Show your trailer some love with arrival of boating season

When wheel bearings go bad they can cause other issues including replacing a hub and axle. Photo by Tommy Braswell.

Have you ever spotted a broken-down boater on the side of the road and thought, “there but for the grace of God go I”? A planned day of recreation has turned into a nightmare because of a flat tire, a blown bearing or some other catastrophe. Often the issue is compounded because you end up venting your frustrations on family members who also had been looking ahead to a fun day on the water.

While you can’t prevent every issue between the driveway and the boat ramp, you can certainly head off big problems with routine maintenance.

“Sometimes it seems that people only care about their boat and not their trailer. Boaters love to take care of their boats but often neglect their trailers,” said Maggie Nielsen, one of the owners of Charleston Trailer (charlestontrailer.com, 843-801-2507) in North Charleston.

Tommy Stone, owner of The Trailer Shop in Mount Pleasant (stonetrailershop.com, 843-971-7606), said many customers wait until they are preparing for a long trip, such as heading to the Florida Keys, before coming in for service.

“People that don’t travel and don’t take vacations with their boats, they’re the ones that usually wait until something breaks and I have to address it,” Stone said.

The place to begin inspecting your trailer for issues is with your wheels and hubs. Stone said if a customer brings in a trailer for general maintenance, he jacks up each side of the boat so the wheel can spin freely.

“If you hear roaring or have resistance, then that hub needs to be changed. I probably do more hub jobs than anything. That’s a relatively inexpensive thing,” Stone said.

Nielsen said boaters should check their hubs when they arrive at the ramp, and if the hubs are extremely hot it’s a sure sign that you need to add grease to the hubs or, worse, that the seals have gone bad, allowing water to penetrate the hubs.

“Hubs should be removed once a year, cleaned, seals replaced and bearings repacked with grease,” Nielsen said.
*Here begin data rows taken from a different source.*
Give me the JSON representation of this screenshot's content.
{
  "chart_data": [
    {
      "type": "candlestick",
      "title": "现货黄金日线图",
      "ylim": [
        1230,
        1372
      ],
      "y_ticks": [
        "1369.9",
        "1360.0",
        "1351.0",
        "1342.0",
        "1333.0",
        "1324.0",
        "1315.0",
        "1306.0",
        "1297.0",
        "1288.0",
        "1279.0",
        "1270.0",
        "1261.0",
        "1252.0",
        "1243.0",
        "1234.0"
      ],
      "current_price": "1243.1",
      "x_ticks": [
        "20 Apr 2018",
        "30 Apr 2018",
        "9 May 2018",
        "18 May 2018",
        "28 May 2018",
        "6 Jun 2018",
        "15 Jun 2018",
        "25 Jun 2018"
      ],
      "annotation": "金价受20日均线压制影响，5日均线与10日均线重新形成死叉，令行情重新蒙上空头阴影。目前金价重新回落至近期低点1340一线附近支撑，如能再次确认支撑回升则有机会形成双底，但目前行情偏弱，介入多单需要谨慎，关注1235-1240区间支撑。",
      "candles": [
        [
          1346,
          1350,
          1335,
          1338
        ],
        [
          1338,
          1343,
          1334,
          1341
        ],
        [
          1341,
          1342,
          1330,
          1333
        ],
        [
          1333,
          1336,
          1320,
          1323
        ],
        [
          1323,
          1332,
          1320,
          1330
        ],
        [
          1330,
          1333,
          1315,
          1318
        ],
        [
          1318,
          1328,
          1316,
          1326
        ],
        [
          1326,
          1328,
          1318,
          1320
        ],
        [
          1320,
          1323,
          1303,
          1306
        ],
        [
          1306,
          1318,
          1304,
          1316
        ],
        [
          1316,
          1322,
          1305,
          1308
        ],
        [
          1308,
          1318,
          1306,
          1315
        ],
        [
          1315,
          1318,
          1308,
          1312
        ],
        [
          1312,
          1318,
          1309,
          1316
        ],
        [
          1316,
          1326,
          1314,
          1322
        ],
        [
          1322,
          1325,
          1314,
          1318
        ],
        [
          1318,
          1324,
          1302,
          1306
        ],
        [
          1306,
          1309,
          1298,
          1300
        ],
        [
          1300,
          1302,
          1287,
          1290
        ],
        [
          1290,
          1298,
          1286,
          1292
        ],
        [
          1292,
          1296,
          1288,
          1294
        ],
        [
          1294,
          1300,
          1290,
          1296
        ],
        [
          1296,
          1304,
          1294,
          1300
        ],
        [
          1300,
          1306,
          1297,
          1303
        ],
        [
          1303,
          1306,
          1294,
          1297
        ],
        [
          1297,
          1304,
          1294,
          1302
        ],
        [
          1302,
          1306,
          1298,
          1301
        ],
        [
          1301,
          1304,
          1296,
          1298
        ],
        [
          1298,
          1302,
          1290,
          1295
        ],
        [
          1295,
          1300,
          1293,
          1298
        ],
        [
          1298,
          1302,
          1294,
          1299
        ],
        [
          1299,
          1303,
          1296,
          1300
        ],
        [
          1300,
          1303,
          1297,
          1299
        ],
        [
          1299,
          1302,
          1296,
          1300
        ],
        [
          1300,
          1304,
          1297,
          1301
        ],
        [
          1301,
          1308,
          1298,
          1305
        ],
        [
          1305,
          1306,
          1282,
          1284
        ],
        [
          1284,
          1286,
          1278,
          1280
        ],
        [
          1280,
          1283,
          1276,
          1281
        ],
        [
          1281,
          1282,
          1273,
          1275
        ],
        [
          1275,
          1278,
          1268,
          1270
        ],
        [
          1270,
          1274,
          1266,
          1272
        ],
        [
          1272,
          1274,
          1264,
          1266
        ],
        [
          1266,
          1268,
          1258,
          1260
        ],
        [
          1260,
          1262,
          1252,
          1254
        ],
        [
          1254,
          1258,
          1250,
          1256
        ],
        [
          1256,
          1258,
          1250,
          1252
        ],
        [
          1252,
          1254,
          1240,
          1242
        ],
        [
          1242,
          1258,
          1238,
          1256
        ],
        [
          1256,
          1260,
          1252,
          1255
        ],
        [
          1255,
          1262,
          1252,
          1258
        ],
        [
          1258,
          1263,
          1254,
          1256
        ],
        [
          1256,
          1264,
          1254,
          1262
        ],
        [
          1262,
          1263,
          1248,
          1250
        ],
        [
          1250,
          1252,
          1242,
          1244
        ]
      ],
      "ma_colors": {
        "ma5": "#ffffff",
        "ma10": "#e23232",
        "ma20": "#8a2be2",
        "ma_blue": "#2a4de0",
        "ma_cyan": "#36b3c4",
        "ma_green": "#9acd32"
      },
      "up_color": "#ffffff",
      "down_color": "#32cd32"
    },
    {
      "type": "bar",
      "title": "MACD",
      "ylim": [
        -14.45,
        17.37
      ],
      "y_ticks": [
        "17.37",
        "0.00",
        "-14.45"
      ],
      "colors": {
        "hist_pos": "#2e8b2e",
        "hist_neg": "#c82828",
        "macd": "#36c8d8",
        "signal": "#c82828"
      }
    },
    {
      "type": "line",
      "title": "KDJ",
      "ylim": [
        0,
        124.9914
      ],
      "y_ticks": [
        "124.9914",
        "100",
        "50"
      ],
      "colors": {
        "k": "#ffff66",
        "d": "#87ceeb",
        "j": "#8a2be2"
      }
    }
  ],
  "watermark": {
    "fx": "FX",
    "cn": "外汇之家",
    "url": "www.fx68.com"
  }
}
Many of the newer trailers have torsion bar suspensions which generally last 8 to 10 years. Older-style trailers were often equipped with leaf springs which only last 4 years or so.

Trailer tires also need to be inspected. Stone said the biggest issue with trailer tires isn’t having the tread wear out but dry-rotting on the sidewalls.

“What’s critical with tires is air pressure,” Stone said.

Nielsen said during the offseason owners should tow their boat around the block a few times to prevent flat-spotting the tires.

If your trailer is equipped with a brake system, make sure there’s enough fluid to ensure that it works properly.

You also should inspect the bunks and the hardware that is used to attach them to the trailer frame. Many newer trailers have aluminum frames, but galvanized hardware may be used to attach the bunks. The two dissimilar metals rubbing together can create corrosion that will wear through the frame. Those types of repairs can get expensive.

Another common issue for boat owners is faulty trailer lights. Sometimes it’s easier to replace the entire system instead of trying to trace a short. But make sure your lights are working properly.

On the other end of the trailer, inspect your winch, safety chains and coupler. Spray a lubricant and work the latch system a few times to make sure the coupler is working properly.

Finally, when you get home from a day on the water, give the trailer a good cleaning as well as your boat. Nielsen recommends using products like Salt-Off or Salt Away. But soap and water also works well to get most of the salt off your trailer.

So with boating season soon to be in full force, show your trailer some love. Make sure you’re not the person that’s stranded on the side of the road on the perfect boating weekend.